Assuring Health Coverage for Rural
People through Health Reform
Prepared by the
RUPRI Health Panel
Andrew F. Coburn, Ph.D.
A. Clinton MacKinney, M.D., M.S.
Timothy D. McBride, Ph.D.
Keith J. Mueller, Ph.D.
Rebecca T. Slifkin, Ph.D.
Erika Ziller, M.S., Guest Author
October 30, 2009
Rural residents of the United States have a higher uninsured rate than their urban counterparts,
and therefore have the most to gain from efforts to reform the U.S. health care system.
Currently, the challenges that rural people face in obtaining health insurance are partly due to the
structure of the rural economy: 64 percent of adults working in rural areas that are not adjacent to
urban centers are employed in jobs where health insurance is provided, compared to 71 percent
of their urban counterparts (adults working in urban areas). Self-employed workers in rural areas
not adjacent to urban areas are more likely to be uninsured (40% vs. 32%). Rural workers also pay
higher costs than do urban workers for similar health insurance plans.

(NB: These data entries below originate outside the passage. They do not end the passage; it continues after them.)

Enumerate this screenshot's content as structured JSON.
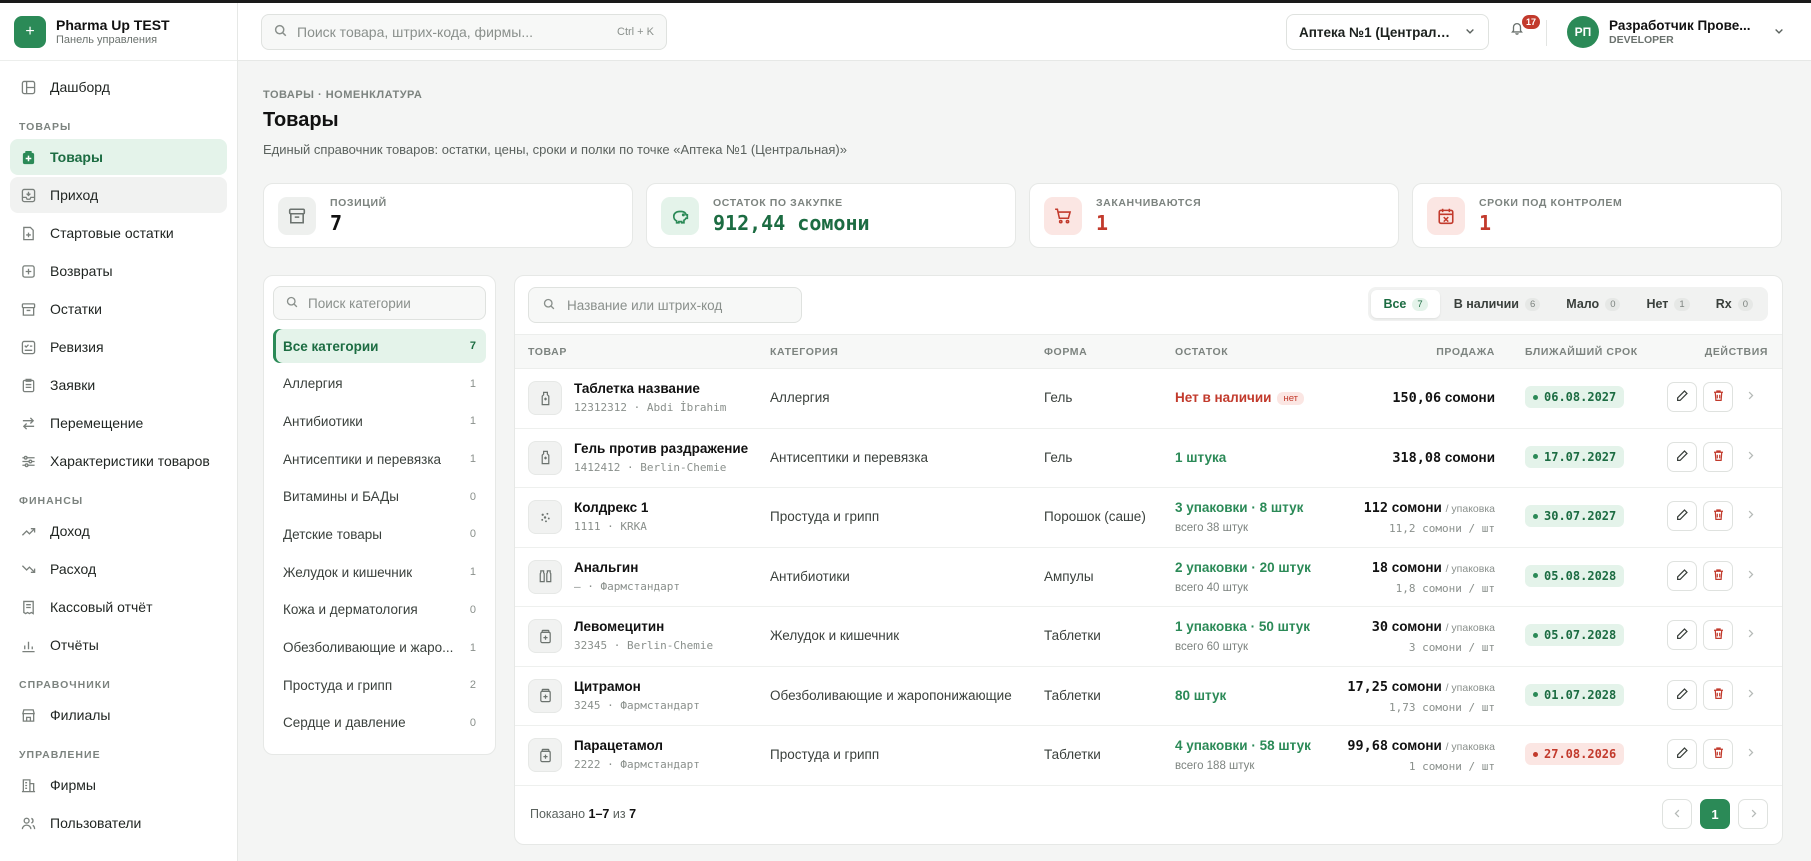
{
  "brand": {
    "title": "Pharma Up TEST",
    "subtitle": "Панель управления"
  },
  "sidebar": {
    "dashboard": "Дашборд",
    "sections": [
      {
        "title": "ТОВАРЫ",
        "items": [
          "Товары",
          "Приход",
          "Стартовые остатки",
          "Возвраты",
          "Остатки",
          "Ревизия",
          "Заявки",
          "Перемещение",
          "Характеристики товаров"
        ]
      },
      {
        "title": "ФИНАНСЫ",
        "items": [
          "Доход",
          "Расход",
          "Кассовый отчёт",
          "Отчёты"
        ]
      },
      {
        "title": "СПРАВОЧНИКИ",
        "items": [
          "Филиалы"
        ]
      },
      {
        "title": "УПРАВЛЕНИЕ",
        "items": [
          "Фирмы",
          "Пользователи"
        ]
      }
    ]
  },
  "topbar": {
    "search_placeholder": "Поиск товара, штрих-кода, фирмы...",
    "search_shortcut": "Ctrl + K",
    "pharmacy": "Аптека №1 (Центральн...",
    "notifications": "17",
    "user_initials": "РП",
    "user_name": "Разработчик Прове...",
    "user_role": "DEVELOPER"
  },
  "page": {
    "breadcrumb": "ТОВАРЫ · НОМЕНКЛАТУРА",
    "title": "Товары",
    "description": "Единый справочник товаров: остатки, цены, сроки и полки по точке «Аптека №1 (Центральная)»"
  },
  "kpis": [
    {
      "label": "ПОЗИЦИЙ",
      "value": "7",
      "color": "#111111",
      "icon_bg": "#eef0ee",
      "icon_color": "#6b726e"
    },
    {
      "label": "ОСТАТОК ПО ЗАКУПКЕ",
      "value": "912,44 сомони",
      "color": "#1c6c42",
      "icon_bg": "#e4f3ea",
      "icon_color": "#2b8a57"
    },
    {
      "label": "ЗАКАНЧИВАЮТСЯ",
      "value": "1",
      "color": "#c23a2c",
      "icon_bg": "#fbe6e3",
      "icon_color": "#c23a2c"
    },
    {
      "label": "СРОКИ ПОД КОНТРОЛЕМ",
      "value": "1",
      "color": "#c23a2c",
      "icon_bg": "#fbe6e3",
      "icon_color": "#c23a2c"
    }
  ],
  "categories": {
    "search_placeholder": "Поиск категории",
    "items": [
      {
        "name": "Все категории",
        "count": "7"
      },
      {
        "name": "Аллергия",
        "count": "1"
      },
      {
        "name": "Антибиотики",
        "count": "1"
      },
      {
        "name": "Антисептики и перевязка",
        "count": "1"
      },
      {
        "name": "Витамины и БАДы",
        "count": "0"
      },
      {
        "name": "Детские товары",
        "count": "0"
      },
      {
        "name": "Желудок и кишечник",
        "count": "1"
      },
      {
        "name": "Кожа и дерматология",
        "count": "0"
      },
      {
        "name": "Обезболивающие и жаро...",
        "count": "1"
      },
      {
        "name": "Простуда и грипп",
        "count": "2"
      },
      {
        "name": "Сердце и давление",
        "count": "0"
      }
    ]
  },
  "products": {
    "search_placeholder": "Название или штрих-код",
    "filters": [
      {
        "label": "Все",
        "count": "7"
      },
      {
        "label": "В наличии",
        "count": "6"
      },
      {
        "label": "Мало",
        "count": "0"
      },
      {
        "label": "Нет",
        "count": "1"
      },
      {
        "label": "Rx",
        "count": "0"
      }
    ],
    "columns": {
      "product": "ТОВАР",
      "category": "КАТЕГОРИЯ",
      "form": "ФОРМА",
      "stock": "ОСТАТОК",
      "price": "ПРОДАЖА",
      "expiry": "БЛИЖАЙШИЙ СРОК",
      "actions": "ДЕЙСТВИЯ"
    },
    "rows": [
      {
        "name": "Таблетка название",
        "sub": "12312312 · Abdi İbrahim",
        "category": "Аллергия",
        "form": "Гель",
        "stock": "Нет в наличии",
        "stock_badge": "нет",
        "stock_sub": "",
        "price": "150,06",
        "price_sub": "",
        "expiry": "06.08.2027",
        "icon": "bottle-icon"
      },
      {
        "name": "Гель против раздражение",
        "sub": "1412412 · Berlin-Chemie",
        "category": "Антисептики и перевязка",
        "form": "Гель",
        "stock": "1 штука",
        "stock_badge": "",
        "stock_sub": "",
        "price": "318,08",
        "price_sub": "",
        "expiry": "17.07.2027",
        "icon": "bottle-icon"
      },
      {
        "name": "Колдрекс 1",
        "sub": "1111 · KRKA",
        "category": "Простуда и грипп",
        "form": "Порошок (саше)",
        "stock": "3 упаковки · 8 штук",
        "stock_badge": "",
        "stock_sub": "всего 38 штук",
        "price": "112",
        "price_sub": "11,2 сомони / шт",
        "expiry": "30.07.2027",
        "icon": "powder-icon"
      },
      {
        "name": "Анальгин",
        "sub": "— · Фармстандарт",
        "category": "Антибиотики",
        "form": "Ампулы",
        "stock": "2 упаковки · 20 штук",
        "stock_badge": "",
        "stock_sub": "всего 40 штук",
        "price": "18",
        "price_sub": "1,8 сомони / шт",
        "expiry": "05.08.2028",
        "icon": "ampoule-icon"
      },
      {
        "name": "Левомецитин",
        "sub": "32345 · Berlin-Chemie",
        "category": "Желудок и кишечник",
        "form": "Таблетки",
        "stock": "1 упаковка · 50 штук",
        "stock_badge": "",
        "stock_sub": "всего 60 штук",
        "price": "30",
        "price_sub": "3 сомони / шт",
        "expiry": "05.07.2028",
        "icon": "pill-box-icon"
      },
      {
        "name": "Цитрамон",
        "sub": "3245 · Фармстандарт",
        "category": "Обезболивающие и жаропонижающие",
        "form": "Таблетки",
        "stock": "80 штук",
        "stock_badge": "",
        "stock_sub": "",
        "price": "17,25",
        "price_sub": "1,73 сомони / шт",
        "expiry": "01.07.2028",
        "icon": "pill-box-icon"
      },
      {
        "name": "Парацетамол",
        "sub": "2222 · Фармстандарт",
        "category": "Простуда и грипп",
        "form": "Таблетки",
        "stock": "4 упаковки · 58 штук",
        "stock_badge": "",
        "stock_sub": "всего 188 штук",
        "price": "99,68",
        "price_sub": "1 сомони / шт",
        "expiry": "27.08.2026",
        "icon": "pill-box-icon"
      }
    ],
    "currency": "сомони",
    "per_pack": "/ упаковка",
    "footer": {
      "prefix": "Показано",
      "range": "1–7",
      "of": "из",
      "total": "7"
    },
    "page": "1"
  }
}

Seven in 10 firms in non-
urban areas (69.2 percent) are more likely to offer plans that include deductibles, compared to
42.9 percent of firms in urban areas.
Effects of Reform:
Health reform proposals that include (i) a subsidy for individual purchase, (ii) availability of
insurance plans to individuals and small groups through exchanges, and (iii) expansion of Medicaid
would significantly improve coverage of rural populations.
The total number of uninsured people in rural (nonmetropolitan) areas would decrease to
1.9 million from the current 8.1 million – leaving only 4.2 percent of rural Americans
without insurance, less than the 5.9 percent projected in urban areas.
Rural residents would be more likely than urban residents to take advantage of subsidies or
tax credits (30.6 percent of those obtaining coverage, as compared to 25.4 percent in
urban areas) and Medicaid expansions (28 percent